The Committee to Protect Journalists lists 61 reporters killed in Iraq, 13 killed by the US.
Iraq, the most dangerous place for journalists in 2005, also became the deadliest conflict for the media in CPJ’s 24-year history. A total of 60 journalists have been killed on duty in Iraq from the beginning of the U.S.-led invasion in March 2003 through the end of 2005. The toll surpasses the 58 journalists killed in the Algerian conflict from 1993 to 1996.
Reporters without borders lists 79 dead.
I wonder if this recent serious wounding of Bob Woodruff will finally make people notice?
Probably not. Being in the business, the usual reaction from the public is “Well, they (reporters) shouldn’t be there anyway. They just make trouble.” But this incidents like this should give people pause when our leaders tell us how much the Iraqi situation is improving. This is sure-fire proof that it isn’t.
Mason Foley says
At least CNN gave it a blurb:
But it was the last parapgraph in the story (as of 12:49 PM est).
The article suggests that Mr. Woodruff has suffered head injuries, but it doesn’t specify what kind. Are we talking lacerations or shrapnel-induced brain damage?
Roman Werpachowski says
Not so sure about that. Reporters put themselves in harm’s way more than civilians do. Theoretically, security of the ordinary Iraqis may improve without a similar improvement of the security of the journalists. This said, I don’t know about any objective data on this. Everyone who has some numbers also has some reason to skew them.
Kristjan Wager says
As far as I can see from the link, it’s 60, not 61. Though that makes absolutely no difference.
Unstable Isotope says
I wonder what will happen. Will all American journalists pull out of Iraq now? What will that do to the quality of reporting on Iraq?
From a Knight Ridder story:
“ABC officials in New York said that both Woodruff, 44, and Vogt, 46, were wearing body armor and helmets, but had suffered shrapnel wounds to the head. Both men were taken by helicopter to a U.S. military hospital in Balad, Iraq. Following surgery, both were listed in serious but stable condition, said ABC News President David Westin.”

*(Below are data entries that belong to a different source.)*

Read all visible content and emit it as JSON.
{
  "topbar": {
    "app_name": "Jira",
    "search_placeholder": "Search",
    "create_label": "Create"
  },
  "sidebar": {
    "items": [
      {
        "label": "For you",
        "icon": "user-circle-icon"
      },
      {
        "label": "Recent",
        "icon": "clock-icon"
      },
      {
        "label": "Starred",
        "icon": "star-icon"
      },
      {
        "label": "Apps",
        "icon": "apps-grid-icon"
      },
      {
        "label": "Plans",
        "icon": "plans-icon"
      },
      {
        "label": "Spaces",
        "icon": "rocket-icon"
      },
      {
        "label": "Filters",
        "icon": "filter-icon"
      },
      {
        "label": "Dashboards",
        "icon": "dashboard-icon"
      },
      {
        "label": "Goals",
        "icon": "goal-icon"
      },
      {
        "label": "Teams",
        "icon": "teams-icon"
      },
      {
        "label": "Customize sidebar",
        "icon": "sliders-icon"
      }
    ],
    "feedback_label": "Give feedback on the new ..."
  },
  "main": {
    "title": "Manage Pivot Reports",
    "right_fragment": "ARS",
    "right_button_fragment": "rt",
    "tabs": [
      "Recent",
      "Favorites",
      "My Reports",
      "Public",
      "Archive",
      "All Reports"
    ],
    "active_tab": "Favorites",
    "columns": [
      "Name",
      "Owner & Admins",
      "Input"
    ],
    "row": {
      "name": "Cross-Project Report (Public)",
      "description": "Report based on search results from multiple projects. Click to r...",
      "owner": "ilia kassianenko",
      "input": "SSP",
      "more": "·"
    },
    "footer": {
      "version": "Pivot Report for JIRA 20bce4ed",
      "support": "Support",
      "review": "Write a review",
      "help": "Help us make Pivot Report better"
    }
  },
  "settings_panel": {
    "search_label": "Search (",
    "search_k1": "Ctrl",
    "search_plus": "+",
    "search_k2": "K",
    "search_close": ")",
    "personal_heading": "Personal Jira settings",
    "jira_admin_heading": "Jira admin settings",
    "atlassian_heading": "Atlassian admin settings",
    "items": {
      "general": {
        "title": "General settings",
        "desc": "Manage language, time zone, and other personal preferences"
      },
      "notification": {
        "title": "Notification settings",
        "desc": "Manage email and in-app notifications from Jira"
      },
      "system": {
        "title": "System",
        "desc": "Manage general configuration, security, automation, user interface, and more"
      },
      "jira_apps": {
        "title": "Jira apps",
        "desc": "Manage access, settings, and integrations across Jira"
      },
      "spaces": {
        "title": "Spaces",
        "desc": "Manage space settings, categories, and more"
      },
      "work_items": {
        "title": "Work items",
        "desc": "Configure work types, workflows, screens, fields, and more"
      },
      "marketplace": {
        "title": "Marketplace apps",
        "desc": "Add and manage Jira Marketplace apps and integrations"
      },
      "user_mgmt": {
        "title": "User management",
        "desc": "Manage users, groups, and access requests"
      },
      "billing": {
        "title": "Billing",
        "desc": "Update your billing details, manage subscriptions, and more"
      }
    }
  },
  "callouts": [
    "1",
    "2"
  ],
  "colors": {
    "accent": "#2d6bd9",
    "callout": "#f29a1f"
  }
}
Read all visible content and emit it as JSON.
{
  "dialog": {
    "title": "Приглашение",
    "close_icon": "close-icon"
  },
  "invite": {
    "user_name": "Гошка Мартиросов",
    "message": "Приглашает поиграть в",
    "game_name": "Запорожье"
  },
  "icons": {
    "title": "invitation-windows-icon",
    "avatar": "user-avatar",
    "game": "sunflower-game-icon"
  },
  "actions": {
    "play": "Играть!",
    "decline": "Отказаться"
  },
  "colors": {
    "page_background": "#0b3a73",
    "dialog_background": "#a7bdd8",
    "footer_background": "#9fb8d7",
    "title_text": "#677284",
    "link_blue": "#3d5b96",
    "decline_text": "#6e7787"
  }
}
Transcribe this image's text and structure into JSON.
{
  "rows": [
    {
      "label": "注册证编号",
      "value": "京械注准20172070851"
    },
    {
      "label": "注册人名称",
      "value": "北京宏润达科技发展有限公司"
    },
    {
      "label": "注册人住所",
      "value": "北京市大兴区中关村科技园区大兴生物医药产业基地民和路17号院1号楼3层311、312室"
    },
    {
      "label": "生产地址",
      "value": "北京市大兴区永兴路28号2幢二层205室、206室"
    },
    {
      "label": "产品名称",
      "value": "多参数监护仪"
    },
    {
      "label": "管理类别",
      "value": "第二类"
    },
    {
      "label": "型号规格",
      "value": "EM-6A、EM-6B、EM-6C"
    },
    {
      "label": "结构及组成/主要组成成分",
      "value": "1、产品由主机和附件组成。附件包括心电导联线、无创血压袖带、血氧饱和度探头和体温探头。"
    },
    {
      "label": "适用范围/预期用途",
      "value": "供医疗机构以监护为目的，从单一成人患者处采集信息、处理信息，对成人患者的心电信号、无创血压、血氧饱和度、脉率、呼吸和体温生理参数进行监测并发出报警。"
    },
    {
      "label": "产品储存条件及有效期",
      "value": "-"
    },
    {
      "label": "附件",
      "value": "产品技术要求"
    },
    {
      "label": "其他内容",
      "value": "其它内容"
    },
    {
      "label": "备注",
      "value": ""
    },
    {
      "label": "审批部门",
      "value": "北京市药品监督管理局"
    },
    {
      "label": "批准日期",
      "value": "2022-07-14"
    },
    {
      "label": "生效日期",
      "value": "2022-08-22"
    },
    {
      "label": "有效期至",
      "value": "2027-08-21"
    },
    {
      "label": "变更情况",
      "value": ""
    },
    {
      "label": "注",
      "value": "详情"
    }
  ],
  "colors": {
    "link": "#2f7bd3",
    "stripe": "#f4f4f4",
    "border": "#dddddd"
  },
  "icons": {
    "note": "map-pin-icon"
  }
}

Mason Foley says
I doubt that this will have a significant impact on the presence of journalists in the theatre. Books have been written however of the “quality” of the content of the news stateside and I don’t suspect that will change in the consolidated media we are submitted to on a daily basis. The immediate tragedy of this incident shouldn’t be lost but we must keep an eye out for the integrity of the media.
Make people notice what? That journalists put themselves in the line of danger more than many other people?
“But this incidents like this should give people pause when our leaders tell us how much the Iraqi situation is improving. This is sure-fire proof that it isn’t.”
Huh? Because a couple of journalists get hurt this is sign that the situation is not improving? Seriously, people get killed every day in Iraq – why do you think that journalists deserve more notice, or that their injuries are any kind of sign?
As if a “sign” were needed anyway…